Durieux joined the art faculty at Newcomb College and taught from 1938-43. She also served as the Director for Louisiana’s WPA Art Project, which she administered without regard for the race of the participants within a totally segregated society. She also successfully produced the first color cliché verres while simultaneously perfecting her technique for making electron prints.
Durieux’s work is in the Museum of Modern Art, the Chicago Art Institute, the National Gallery of Art, the New Orleans Museum of Art, the Library of Congress and the Philadelphia Museum of Art.

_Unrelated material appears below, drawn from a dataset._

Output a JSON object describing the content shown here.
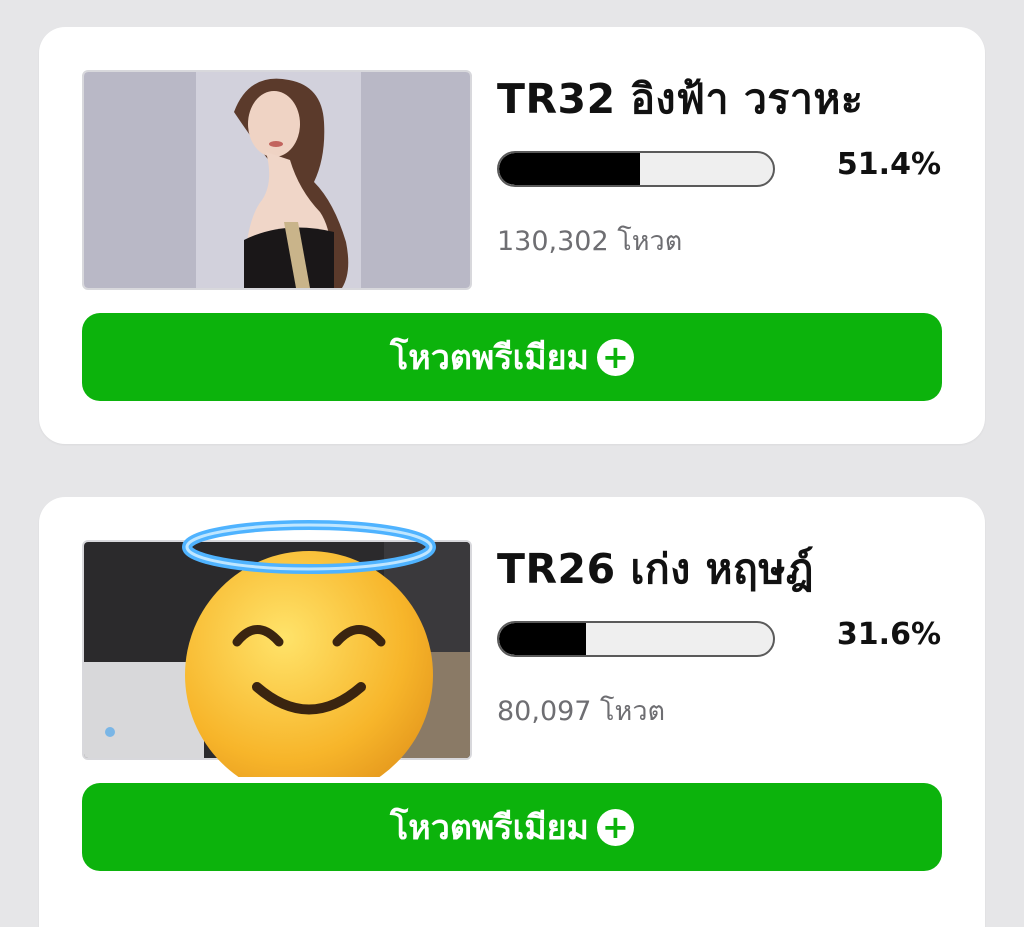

Another collector and frequent visitor to the gallery was the proprietor of a hardware store in Tupelo, Mississippi. Tupelo Hardware has been in business for 92 years and is famously known as the store where Gladys Presley bought her son’s first guitar. When George came to the gallery, his teenage daughter, Lacey, would often come along. We’d talk about college choice and what major she intended to pursue. Our last visit was in Manhattan at the New York Print Fair. By then Lacey was in graduate school and George had come to visit her and catch the print fair as well.
Fast forward ten years. I’m looking in the Times for a new book to read and I see this review in Editors Choice: “On the basis of “The Answers,” I’d read anything Catherine Lacey tried her hand at: science fiction, a screenplay, an epic poem … hell, a limerick. And as many novels as she possibly could.”
I read “The Answers” and liked it as well. On reading About the Author, something clicked. The writer I discovered through the Books of the Times was indeed that young teenager in the gallery with George. She was using her first name ‘Lacey’ as her surname now. Catherine Lacey’s new book drops on August 7th. Try “Certain American States: Stories” by Catherine Lacey.
Lacey’s dad and I had sponsored a mezzotint workshop with Carol Wax at the art museum in Tupelo a number of years back. Wax often references writing in her work including monumental typewriters images such as “Remington Return” and “Remington Noiseless” and a color mezzotint, “Writer’s Blocks”. We don’t know if Catherine still uses a typewriter to create but one thing we want her to avoid is writer’s block.
Carol Wax originally trained to be a classical musician at the Manhattan School of Music but fell in love with printmaking. Soon after she began engraving mezzotints she was asked by the renowned print dealer Sylvan Cole to exhibit at Associated American Artists Gallery, launching her career as a professional artist/printmaker. With the publication of her book, “The Mezzotint: History and Technique”, published by Abrams, 1990 and 1996, Carol added author and teacher to her credits. In the ensuing years she has expanded her repertoire of mediums beyond printmaking into other works on paper and painting.
In compositions reflecting an appreciation for antiquated machinery and vintage textiles, Wax creates imagery that, in her own words, “… speaks to an inner life perceived in inanimate objects.” She uses stylization and imagination to reinvent subjects, transforming an ordinary typewriter into a monumental icon, unplugged fans into whirring creatures, and fabric into rippling water or animalistic forms. Her sewing machines, emblazoned with elegant hieroglyphs, reflect a bygone design sensibility while her accordions vibrate with the rhythms of a Cajun dance hall on a Louisiana bayou.
A selection of the many collections that own her prints are The Metropolitan Museum of Art, The New York and Boston Public Libraries, The Philadelphia Museum of Art, The Library of Congress, and The National Museum of American Art, Smithsonian Institution.